> Material for this exercise:
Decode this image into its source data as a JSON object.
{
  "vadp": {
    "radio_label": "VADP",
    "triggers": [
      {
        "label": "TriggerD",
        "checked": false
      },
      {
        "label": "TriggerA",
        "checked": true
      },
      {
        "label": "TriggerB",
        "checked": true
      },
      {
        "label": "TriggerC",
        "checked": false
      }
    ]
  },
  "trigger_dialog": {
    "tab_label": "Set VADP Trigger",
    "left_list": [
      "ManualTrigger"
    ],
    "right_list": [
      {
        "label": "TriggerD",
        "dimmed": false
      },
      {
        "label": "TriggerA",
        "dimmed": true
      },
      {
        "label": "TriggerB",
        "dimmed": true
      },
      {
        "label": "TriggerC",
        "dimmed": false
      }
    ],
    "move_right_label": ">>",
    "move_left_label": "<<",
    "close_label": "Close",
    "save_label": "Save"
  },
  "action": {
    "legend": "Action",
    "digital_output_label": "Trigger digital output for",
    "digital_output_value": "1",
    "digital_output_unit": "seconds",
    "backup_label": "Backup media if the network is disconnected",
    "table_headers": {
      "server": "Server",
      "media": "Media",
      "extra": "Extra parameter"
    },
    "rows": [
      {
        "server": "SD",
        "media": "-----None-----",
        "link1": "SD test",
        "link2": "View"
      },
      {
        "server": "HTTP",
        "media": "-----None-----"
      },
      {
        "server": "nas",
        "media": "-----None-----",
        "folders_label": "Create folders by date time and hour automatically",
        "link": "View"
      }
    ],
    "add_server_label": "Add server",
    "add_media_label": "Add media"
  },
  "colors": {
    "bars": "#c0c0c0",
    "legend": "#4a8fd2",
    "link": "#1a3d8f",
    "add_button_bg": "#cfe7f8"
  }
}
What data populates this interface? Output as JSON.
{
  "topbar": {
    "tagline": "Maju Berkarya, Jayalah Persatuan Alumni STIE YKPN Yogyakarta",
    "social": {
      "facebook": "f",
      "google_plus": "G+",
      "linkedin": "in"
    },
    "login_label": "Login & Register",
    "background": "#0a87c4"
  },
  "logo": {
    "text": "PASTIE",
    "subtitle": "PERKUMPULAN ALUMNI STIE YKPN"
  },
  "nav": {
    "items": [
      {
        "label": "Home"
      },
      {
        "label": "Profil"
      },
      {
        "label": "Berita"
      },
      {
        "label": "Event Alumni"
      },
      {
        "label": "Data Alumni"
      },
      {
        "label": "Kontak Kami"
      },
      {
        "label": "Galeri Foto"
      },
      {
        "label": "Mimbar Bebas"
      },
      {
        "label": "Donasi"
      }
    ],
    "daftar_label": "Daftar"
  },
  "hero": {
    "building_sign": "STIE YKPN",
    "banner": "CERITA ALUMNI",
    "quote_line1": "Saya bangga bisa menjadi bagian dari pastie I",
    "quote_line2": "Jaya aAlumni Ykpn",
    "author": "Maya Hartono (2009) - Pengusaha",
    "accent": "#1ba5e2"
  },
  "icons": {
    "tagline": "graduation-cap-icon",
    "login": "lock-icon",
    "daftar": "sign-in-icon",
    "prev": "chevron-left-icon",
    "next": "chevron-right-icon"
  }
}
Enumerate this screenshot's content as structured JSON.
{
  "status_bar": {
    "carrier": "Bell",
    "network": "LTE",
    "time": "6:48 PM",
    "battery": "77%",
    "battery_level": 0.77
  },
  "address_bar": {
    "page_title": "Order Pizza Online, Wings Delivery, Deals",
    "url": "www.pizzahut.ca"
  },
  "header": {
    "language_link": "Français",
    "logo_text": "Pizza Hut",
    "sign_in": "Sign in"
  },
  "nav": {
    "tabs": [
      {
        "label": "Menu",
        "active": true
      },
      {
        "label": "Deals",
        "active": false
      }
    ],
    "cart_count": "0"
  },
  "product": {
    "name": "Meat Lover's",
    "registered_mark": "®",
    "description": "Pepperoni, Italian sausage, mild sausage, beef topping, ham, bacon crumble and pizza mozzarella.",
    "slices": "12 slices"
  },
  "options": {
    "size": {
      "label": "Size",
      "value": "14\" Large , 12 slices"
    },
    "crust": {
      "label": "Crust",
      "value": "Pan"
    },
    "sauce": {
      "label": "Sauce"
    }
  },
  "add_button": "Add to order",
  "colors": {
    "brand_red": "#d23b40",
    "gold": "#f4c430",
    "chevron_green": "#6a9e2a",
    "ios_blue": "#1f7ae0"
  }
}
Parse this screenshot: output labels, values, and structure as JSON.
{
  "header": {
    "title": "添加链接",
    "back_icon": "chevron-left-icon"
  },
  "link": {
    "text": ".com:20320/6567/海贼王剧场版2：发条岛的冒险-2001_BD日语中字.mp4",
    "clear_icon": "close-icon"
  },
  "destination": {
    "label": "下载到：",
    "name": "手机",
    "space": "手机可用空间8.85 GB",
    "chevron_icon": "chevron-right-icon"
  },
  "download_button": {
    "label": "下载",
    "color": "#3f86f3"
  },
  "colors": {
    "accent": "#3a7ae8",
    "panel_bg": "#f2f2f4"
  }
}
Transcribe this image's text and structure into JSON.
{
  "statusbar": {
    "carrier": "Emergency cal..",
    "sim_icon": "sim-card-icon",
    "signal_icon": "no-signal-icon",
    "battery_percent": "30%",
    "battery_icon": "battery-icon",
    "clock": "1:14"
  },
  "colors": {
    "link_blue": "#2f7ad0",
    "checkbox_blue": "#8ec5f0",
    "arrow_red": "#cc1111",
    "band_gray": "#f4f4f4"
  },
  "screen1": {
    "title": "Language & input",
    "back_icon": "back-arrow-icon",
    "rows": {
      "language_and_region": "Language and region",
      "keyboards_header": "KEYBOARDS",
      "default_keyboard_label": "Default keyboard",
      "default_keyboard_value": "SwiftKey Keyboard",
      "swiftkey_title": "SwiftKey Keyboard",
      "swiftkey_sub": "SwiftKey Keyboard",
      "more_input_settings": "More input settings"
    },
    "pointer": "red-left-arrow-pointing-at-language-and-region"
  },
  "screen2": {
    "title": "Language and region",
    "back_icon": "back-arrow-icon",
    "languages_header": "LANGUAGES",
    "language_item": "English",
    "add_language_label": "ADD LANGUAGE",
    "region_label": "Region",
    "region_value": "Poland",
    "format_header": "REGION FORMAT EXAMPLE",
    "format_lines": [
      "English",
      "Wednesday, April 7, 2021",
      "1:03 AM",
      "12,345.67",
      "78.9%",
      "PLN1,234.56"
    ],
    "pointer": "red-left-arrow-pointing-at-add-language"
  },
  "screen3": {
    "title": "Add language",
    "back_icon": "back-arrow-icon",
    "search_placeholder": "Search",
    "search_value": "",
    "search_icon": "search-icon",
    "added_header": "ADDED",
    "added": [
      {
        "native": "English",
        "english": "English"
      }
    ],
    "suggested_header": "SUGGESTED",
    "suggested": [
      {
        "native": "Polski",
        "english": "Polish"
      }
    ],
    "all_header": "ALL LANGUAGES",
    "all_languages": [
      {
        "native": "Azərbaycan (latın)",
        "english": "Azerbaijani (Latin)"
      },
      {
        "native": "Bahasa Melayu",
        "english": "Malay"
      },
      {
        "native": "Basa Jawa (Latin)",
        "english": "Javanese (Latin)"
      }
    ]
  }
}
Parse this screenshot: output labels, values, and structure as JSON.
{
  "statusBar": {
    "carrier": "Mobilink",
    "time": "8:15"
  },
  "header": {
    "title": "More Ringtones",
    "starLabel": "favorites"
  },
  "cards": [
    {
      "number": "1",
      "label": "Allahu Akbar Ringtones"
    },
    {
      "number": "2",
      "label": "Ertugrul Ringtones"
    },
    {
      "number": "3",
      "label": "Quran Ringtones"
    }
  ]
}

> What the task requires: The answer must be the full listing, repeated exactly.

> Answer section:
Decode this image into its source data as a JSON object.
{
  "vadp": {
    "radio_label": "VADP",
    "triggers": [
      {
        "label": "TriggerD",
        "checked": false
      },
      {
        "label": "TriggerA",
        "checked": true
      },
      {
        "label": "TriggerB",
        "checked": true
      },
      {
        "label": "TriggerC",
        "checked": false
      }
    ]
  },
  "trigger_dialog": {
    "tab_label": "Set VADP Trigger",
    "left_list": [
      "ManualTrigger"
    ],
    "right_list": [
      {
        "label": "TriggerD",
        "dimmed": false
      },
      {
        "label": "TriggerA",
        "dimmed": true
      },
      {
        "label": "TriggerB",
        "dimmed": true
      },
      {
        "label": "TriggerC",
        "dimmed": false
      }
    ],
    "move_right_label": ">>",
    "move_left_label": "<<",
    "close_label": "Close",
    "save_label": "Save"
  },
  "action": {
    "legend": "Action",
    "digital_output_label": "Trigger digital output for",
    "digital_output_value": "1",
    "digital_output_unit": "seconds",
    "backup_label": "Backup media if the network is disconnected",
    "table_headers": {
      "server": "Server",
      "media": "Media",
      "extra": "Extra parameter"
    },
    "rows": [
      {
        "server": "SD",
        "media": "-----None-----",
        "link1": "SD test",
        "link2": "View"
      },
      {
        "server": "HTTP",
        "media": "-----None-----"
      },
      {
        "server": "nas",
        "media": "-----None-----",
        "folders_label": "Create folders by date time and hour automatically",
        "link": "View"
      }
    ],
    "add_server_label": "Add server",
    "add_media_label": "Add media"
  },
  "colors": {
    "bars": "#c0c0c0",
    "legend": "#4a8fd2",
    "link": "#1a3d8f",
    "add_button_bg": "#cfe7f8"
  }
}
What data populates this interface? Output as JSON.
{
  "topbar": {
    "tagline": "Maju Berkarya, Jayalah Persatuan Alumni STIE YKPN Yogyakarta",
    "social": {
      "facebook": "f",
      "google_plus": "G+",
      "linkedin": "in"
    },
    "login_label": "Login & Register",
    "background": "#0a87c4"
  },
  "logo": {
    "text": "PASTIE",
    "subtitle": "PERKUMPULAN ALUMNI STIE YKPN"
  },
  "nav": {
    "items": [
      {
        "label": "Home"
      },
      {
        "label": "Profil"
      },
      {
        "label": "Berita"
      },
      {
        "label": "Event Alumni"
      },
      {
        "label": "Data Alumni"
      },
      {
        "label": "Kontak Kami"
      },
      {
        "label": "Galeri Foto"
      },
      {
        "label": "Mimbar Bebas"
      },
      {
        "label": "Donasi"
      }
    ],
    "daftar_label": "Daftar"
  },
  "hero": {
    "building_sign": "STIE YKPN",
    "banner": "CERITA ALUMNI",
    "quote_line1": "Saya bangga bisa menjadi bagian dari pastie I",
    "quote_line2": "Jaya aAlumni Ykpn",
    "author": "Maya Hartono (2009) - Pengusaha",
    "accent": "#1ba5e2"
  },
  "icons": {
    "tagline": "graduation-cap-icon",
    "login": "lock-icon",
    "daftar": "sign-in-icon",
    "prev": "chevron-left-icon",
    "next": "chevron-right-icon"
  }
}
Enumerate this screenshot's content as structured JSON.
{
  "status_bar": {
    "carrier": "Bell",
    "network": "LTE",
    "time": "6:48 PM",
    "battery": "77%",
    "battery_level": 0.77
  },
  "address_bar": {
    "page_title": "Order Pizza Online, Wings Delivery, Deals",
    "url": "www.pizzahut.ca"
  },
  "header": {
    "language_link": "Français",
    "logo_text": "Pizza Hut",
    "sign_in": "Sign in"
  },
  "nav": {
    "tabs": [
      {
        "label": "Menu",
        "active": true
      },
      {
        "label": "Deals",
        "active": false
      }
    ],
    "cart_count": "0"
  },
  "product": {
    "name": "Meat Lover's",
    "registered_mark": "®",
    "description": "Pepperoni, Italian sausage, mild sausage, beef topping, ham, bacon crumble and pizza mozzarella.",
    "slices": "12 slices"
  },
  "options": {
    "size": {
      "label": "Size",
      "value": "14\" Large , 12 slices"
    },
    "crust": {
      "label": "Crust",
      "value": "Pan"
    },
    "sauce": {
      "label": "Sauce"
    }
  },
  "add_button": "Add to order",
  "colors": {
    "brand_red": "#d23b40",
    "gold": "#f4c430",
    "chevron_green": "#6a9e2a",
    "ios_blue": "#1f7ae0"
  }
}
Parse this screenshot: output labels, values, and structure as JSON.
{
  "header": {
    "title": "添加链接",
    "back_icon": "chevron-left-icon"
  },
  "link": {
    "text": ".com:20320/6567/海贼王剧场版2：发条岛的冒险-2001_BD日语中字.mp4",
    "clear_icon": "close-icon"
  },
  "destination": {
    "label": "下载到：",
    "name": "手机",
    "space": "手机可用空间8.85 GB",
    "chevron_icon": "chevron-right-icon"
  },
  "download_button": {
    "label": "下载",
    "color": "#3f86f3"
  },
  "colors": {
    "accent": "#3a7ae8",
    "panel_bg": "#f2f2f4"
  }
}
Transcribe this image's text and structure into JSON.
{
  "statusbar": {
    "carrier": "Emergency cal..",
    "sim_icon": "sim-card-icon",
    "signal_icon": "no-signal-icon",
    "battery_percent": "30%",
    "battery_icon": "battery-icon",
    "clock": "1:14"
  },
  "colors": {
    "link_blue": "#2f7ad0",
    "checkbox_blue": "#8ec5f0",
    "arrow_red": "#cc1111",
    "band_gray": "#f4f4f4"
  },
  "screen1": {
    "title": "Language & input",
    "back_icon": "back-arrow-icon",
    "rows": {
      "language_and_region": "Language and region",
      "keyboards_header": "KEYBOARDS",
      "default_keyboard_label": "Default keyboard",
      "default_keyboard_value": "SwiftKey Keyboard",
      "swiftkey_title": "SwiftKey Keyboard",
      "swiftkey_sub": "SwiftKey Keyboard",
      "more_input_settings": "More input settings"
    },
    "pointer": "red-left-arrow-pointing-at-language-and-region"
  },
  "screen2": {
    "title": "Language and region",
    "back_icon": "back-arrow-icon",
    "languages_header": "LANGUAGES",
    "language_item": "English",
    "add_language_label": "ADD LANGUAGE",
    "region_label": "Region",
    "region_value": "Poland",
    "format_header": "REGION FORMAT EXAMPLE",
    "format_lines": [
      "English",
      "Wednesday, April 7, 2021",
      "1:03 AM",
      "12,345.67",
      "78.9%",
      "PLN1,234.56"
    ],
    "pointer": "red-left-arrow-pointing-at-add-language"
  },
  "screen3": {
    "title": "Add language",
    "back_icon": "back-arrow-icon",
    "search_placeholder": "Search",
    "search_value": "",
    "search_icon": "search-icon",
    "added_header": "ADDED",
    "added": [
      {
        "native": "English",
        "english": "English"
      }
    ],
    "suggested_header": "SUGGESTED",
    "suggested": [
      {
        "native": "Polski",
        "english": "Polish"
      }
    ],
    "all_header": "ALL LANGUAGES",
    "all_languages": [
      {
        "native": "Azərbaycan (latın)",
        "english": "Azerbaijani (Latin)"
      },
      {
        "native": "Bahasa Melayu",
        "english": "Malay"
      },
      {
        "native": "Basa Jawa (Latin)",
        "english": "Javanese (Latin)"
      }
    ]
  }
}
Parse this screenshot: output labels, values, and structure as JSON.
{
  "statusBar": {
    "carrier": "Mobilink",
    "time": "8:15"
  },
  "header": {
    "title": "More Ringtones",
    "starLabel": "favorites"
  },
  "cards": [
    {
      "number": "1",
      "label": "Allahu Akbar Ringtones"
    },
    {
      "number": "2",
      "label": "Ertugrul Ringtones"
    },
    {
      "number": "3",
      "label": "Quran Ringtones"
    }
  ]
}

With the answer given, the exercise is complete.